[[ MATERIAL PROVIDED open ]]
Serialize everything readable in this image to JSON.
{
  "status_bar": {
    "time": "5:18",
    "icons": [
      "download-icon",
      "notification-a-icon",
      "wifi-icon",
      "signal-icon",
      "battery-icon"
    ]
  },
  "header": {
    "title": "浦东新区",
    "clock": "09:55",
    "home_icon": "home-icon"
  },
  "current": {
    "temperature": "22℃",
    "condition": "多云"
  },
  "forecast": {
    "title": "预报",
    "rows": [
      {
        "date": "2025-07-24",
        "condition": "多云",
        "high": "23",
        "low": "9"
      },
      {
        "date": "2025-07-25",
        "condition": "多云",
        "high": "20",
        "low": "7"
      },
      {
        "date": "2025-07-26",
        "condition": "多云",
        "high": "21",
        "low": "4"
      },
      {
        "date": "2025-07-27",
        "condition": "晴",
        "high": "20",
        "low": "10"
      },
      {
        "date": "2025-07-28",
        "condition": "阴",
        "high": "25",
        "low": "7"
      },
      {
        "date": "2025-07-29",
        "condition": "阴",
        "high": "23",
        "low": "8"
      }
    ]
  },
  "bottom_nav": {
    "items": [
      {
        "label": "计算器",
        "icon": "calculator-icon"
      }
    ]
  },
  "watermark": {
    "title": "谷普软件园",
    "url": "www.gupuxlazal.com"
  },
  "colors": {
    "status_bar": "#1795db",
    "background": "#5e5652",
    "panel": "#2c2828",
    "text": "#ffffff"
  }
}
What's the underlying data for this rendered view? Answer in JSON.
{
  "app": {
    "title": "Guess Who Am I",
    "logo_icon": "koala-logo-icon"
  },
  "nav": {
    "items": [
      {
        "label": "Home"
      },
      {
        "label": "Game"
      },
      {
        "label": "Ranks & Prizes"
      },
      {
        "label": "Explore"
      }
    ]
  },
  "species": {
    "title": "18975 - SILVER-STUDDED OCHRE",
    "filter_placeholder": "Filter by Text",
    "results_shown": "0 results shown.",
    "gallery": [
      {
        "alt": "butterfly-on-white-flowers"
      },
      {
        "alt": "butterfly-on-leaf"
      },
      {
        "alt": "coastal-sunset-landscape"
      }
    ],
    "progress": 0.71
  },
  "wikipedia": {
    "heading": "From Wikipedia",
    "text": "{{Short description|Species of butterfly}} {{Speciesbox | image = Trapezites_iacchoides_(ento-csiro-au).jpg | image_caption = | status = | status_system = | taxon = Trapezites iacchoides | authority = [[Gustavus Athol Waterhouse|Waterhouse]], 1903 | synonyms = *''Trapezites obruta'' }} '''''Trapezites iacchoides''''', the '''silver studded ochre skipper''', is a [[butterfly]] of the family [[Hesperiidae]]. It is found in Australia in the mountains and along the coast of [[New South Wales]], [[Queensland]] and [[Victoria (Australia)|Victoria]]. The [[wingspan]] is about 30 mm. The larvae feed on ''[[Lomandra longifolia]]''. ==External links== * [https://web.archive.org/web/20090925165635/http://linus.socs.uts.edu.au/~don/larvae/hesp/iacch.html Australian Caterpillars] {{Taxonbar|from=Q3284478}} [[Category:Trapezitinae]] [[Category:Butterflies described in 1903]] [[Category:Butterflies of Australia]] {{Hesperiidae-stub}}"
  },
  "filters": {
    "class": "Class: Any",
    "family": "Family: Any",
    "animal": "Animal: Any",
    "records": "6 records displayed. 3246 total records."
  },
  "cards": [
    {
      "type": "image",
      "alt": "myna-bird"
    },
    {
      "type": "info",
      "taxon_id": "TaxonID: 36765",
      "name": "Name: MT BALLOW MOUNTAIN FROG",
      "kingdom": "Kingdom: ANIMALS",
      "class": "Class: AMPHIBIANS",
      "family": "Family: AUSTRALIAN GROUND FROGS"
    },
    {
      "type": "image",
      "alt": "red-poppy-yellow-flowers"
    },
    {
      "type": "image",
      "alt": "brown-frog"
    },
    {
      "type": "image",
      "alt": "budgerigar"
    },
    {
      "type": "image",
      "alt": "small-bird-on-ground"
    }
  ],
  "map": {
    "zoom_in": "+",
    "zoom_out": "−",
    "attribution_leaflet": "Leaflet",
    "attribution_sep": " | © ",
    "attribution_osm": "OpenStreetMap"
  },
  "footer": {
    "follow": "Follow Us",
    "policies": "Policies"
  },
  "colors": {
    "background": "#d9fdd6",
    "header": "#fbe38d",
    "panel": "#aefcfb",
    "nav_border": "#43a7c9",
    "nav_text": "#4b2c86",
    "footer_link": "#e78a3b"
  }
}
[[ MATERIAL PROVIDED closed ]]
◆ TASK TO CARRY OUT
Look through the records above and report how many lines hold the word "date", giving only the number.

◆ TASK ANSWER
6